Worse still, once blasphemy is alleged, mob violence or targeted killing becomes a possibility. According to researcher Mohammed Nafees, from 1990-2011, there were over 50 cases “wherein blasphemy suspects were either extra-judicially murdered or died in jail”.
To quote a 2016 Amnesty International report, As Good as Dead: The Impact of Blasphemy laws in Pakistan, once an individual is accused of blasphemy, “They become ensnared in a system that offers them few protections, presumes them guilty, and fails to safeguard them against people willing to use violence.”

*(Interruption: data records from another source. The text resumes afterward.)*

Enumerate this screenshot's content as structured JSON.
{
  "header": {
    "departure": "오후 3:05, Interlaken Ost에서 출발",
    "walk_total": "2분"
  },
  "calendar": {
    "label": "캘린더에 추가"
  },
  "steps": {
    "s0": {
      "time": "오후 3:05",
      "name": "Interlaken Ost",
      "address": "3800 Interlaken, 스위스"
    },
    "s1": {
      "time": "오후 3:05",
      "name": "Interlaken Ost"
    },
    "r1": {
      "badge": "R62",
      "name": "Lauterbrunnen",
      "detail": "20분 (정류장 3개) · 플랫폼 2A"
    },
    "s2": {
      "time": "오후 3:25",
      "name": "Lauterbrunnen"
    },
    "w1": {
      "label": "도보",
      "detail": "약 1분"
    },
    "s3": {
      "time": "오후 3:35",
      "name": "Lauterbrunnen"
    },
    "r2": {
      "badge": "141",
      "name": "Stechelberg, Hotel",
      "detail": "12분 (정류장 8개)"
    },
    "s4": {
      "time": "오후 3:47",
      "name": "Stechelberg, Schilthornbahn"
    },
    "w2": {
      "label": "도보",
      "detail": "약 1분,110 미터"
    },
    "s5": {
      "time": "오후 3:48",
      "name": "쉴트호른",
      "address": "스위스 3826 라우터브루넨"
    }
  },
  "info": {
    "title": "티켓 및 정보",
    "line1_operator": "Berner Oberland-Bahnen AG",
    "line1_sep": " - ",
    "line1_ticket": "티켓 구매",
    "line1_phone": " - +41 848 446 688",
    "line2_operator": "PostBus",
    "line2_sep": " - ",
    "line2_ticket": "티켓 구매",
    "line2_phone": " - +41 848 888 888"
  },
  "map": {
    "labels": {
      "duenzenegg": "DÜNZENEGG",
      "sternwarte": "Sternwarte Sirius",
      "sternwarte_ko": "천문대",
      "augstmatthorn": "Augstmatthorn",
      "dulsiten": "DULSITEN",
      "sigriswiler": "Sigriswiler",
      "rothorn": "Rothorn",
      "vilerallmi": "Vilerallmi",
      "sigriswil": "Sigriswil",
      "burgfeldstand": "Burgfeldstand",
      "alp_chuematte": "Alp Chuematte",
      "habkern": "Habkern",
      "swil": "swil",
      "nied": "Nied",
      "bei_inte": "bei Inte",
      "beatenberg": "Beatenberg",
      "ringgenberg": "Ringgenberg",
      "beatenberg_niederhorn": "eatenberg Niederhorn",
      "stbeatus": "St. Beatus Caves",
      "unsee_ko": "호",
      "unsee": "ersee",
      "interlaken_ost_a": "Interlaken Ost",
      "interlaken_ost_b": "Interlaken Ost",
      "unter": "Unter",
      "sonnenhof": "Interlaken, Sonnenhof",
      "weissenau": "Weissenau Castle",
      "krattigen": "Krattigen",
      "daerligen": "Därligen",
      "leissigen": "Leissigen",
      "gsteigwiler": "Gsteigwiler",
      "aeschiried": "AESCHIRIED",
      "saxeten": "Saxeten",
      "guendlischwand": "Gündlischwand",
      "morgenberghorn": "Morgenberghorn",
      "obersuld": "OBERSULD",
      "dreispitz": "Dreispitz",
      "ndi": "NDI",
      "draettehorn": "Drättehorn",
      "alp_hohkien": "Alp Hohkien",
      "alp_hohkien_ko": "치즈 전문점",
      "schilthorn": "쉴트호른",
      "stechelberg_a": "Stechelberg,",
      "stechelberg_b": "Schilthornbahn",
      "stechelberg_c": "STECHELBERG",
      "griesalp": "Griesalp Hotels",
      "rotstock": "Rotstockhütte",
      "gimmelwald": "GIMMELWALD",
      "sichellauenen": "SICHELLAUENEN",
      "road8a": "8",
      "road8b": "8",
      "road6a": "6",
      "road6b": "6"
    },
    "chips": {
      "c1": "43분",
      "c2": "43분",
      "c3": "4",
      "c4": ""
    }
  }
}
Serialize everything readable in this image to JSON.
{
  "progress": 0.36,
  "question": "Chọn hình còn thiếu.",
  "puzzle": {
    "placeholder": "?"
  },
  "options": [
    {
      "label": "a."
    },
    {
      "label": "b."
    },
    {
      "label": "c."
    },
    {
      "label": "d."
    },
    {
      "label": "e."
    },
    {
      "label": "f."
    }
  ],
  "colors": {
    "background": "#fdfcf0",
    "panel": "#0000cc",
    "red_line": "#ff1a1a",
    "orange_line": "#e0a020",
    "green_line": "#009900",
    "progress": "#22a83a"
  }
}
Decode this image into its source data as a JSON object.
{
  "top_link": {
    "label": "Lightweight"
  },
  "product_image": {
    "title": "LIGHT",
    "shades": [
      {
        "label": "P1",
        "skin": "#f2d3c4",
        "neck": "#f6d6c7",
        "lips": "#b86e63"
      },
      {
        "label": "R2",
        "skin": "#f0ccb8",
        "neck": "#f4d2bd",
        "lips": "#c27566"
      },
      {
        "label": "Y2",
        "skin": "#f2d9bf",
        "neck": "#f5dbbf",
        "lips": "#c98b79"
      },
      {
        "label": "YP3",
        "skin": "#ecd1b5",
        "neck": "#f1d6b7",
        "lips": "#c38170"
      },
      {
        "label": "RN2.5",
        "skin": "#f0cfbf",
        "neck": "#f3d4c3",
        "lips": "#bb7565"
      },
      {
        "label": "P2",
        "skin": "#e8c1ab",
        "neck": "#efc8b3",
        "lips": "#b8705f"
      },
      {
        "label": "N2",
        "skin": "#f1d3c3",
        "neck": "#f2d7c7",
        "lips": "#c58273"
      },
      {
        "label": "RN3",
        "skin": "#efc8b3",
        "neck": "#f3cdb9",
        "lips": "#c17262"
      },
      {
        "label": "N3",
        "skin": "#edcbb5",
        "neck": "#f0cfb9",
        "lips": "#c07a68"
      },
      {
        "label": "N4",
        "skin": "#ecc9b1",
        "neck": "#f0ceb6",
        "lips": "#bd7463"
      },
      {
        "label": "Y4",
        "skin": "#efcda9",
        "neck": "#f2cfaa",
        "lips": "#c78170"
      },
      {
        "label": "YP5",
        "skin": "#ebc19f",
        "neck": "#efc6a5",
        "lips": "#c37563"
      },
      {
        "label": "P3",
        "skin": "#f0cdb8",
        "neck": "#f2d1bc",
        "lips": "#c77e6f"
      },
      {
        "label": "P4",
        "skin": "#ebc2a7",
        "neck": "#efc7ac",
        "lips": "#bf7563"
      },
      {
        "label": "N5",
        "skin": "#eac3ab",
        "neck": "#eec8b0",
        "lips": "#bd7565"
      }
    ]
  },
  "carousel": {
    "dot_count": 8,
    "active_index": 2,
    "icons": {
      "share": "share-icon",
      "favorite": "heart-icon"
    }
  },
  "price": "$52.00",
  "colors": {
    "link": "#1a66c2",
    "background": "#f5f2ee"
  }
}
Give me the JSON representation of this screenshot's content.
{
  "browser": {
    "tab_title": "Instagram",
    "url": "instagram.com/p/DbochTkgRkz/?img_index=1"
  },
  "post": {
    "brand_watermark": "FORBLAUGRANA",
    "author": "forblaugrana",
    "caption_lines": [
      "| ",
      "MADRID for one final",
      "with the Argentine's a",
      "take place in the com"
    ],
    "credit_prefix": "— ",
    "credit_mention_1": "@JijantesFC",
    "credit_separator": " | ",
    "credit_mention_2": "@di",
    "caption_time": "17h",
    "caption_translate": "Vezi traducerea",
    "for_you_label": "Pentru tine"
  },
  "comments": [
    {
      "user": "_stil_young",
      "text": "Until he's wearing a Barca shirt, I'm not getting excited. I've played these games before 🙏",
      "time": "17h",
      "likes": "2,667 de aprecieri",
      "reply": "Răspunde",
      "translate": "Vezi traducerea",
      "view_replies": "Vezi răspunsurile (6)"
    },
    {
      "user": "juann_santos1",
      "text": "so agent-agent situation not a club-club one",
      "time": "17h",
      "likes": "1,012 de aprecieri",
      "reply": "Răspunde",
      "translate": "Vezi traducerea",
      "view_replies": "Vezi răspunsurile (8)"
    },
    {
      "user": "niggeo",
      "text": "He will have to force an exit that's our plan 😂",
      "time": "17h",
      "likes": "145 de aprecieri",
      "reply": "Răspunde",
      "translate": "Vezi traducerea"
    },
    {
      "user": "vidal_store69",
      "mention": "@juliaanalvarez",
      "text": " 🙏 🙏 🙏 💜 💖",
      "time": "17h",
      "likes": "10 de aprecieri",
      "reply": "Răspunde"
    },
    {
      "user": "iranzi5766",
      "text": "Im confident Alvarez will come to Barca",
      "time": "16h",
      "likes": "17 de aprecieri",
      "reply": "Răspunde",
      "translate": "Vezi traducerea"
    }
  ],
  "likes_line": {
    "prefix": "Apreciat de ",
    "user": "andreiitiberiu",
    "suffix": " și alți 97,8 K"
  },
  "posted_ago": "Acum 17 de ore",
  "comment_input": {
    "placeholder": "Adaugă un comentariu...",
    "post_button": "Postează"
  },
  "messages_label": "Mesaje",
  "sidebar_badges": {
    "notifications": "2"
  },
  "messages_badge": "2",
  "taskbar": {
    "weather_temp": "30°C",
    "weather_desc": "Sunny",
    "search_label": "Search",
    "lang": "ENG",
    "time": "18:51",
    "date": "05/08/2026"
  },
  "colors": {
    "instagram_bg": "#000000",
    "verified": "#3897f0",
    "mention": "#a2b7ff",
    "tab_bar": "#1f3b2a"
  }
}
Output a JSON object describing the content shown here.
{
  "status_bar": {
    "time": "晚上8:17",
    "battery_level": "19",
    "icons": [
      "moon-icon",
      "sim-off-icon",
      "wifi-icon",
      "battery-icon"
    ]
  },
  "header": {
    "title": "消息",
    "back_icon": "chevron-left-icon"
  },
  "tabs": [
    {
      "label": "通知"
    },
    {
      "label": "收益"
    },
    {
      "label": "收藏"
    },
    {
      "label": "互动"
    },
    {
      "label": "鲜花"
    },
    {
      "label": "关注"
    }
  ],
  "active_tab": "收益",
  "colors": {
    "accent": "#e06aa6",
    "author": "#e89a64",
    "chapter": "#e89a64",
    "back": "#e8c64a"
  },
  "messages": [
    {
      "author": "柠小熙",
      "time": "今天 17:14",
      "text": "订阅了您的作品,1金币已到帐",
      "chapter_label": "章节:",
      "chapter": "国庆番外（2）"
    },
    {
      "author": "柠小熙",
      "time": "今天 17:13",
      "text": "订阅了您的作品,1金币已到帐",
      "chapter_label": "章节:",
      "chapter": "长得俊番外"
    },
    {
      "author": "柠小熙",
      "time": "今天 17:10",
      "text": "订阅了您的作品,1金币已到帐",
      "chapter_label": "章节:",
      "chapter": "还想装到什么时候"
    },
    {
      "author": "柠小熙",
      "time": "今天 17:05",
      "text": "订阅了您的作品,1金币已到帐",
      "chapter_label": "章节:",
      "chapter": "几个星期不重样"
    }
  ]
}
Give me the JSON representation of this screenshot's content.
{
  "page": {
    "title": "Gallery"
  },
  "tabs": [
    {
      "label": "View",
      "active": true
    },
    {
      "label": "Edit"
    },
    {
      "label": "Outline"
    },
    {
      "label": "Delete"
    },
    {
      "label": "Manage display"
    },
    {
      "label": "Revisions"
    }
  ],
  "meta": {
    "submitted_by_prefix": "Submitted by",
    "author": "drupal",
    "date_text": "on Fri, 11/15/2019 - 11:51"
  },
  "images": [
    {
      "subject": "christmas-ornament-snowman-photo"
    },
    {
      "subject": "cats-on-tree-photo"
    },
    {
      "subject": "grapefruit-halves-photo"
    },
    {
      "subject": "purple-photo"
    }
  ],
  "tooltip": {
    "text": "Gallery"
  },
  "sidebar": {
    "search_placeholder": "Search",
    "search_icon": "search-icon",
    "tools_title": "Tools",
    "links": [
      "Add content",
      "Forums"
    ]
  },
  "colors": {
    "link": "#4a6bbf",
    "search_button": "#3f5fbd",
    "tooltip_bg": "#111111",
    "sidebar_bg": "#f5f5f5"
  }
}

Lawyers who dare to represent someone accused of blasphemy have also been killed. In 2014, Rashid Rehman, a distinguished human rights lawyer brave enough to represent those most vulnerable to blasphemy charges — women and children of religious minorities, people with mental disabilities, and the weak and impoverished — was shot dead in his office by two unidentified gunmen.
Meanwhile, judges who have dared to acquit an alleged blasphemer or convict the killer of an alleged blasphemer have either had to flee the country or face death. It remains to be seen whether Pakistan’s Supreme Court can change that unfortunate recent history by granting Asia Bibi the freedom she deserves.
Eventually, Pakistanis have to find the courage to confront religious extremists and subdue the passions over blasphemy that undermine their country’s capacity to protect religious minorities.
The Article was published in “dailyo” and the link to the original article is Why Pakistanis must speak up against blasphemy laws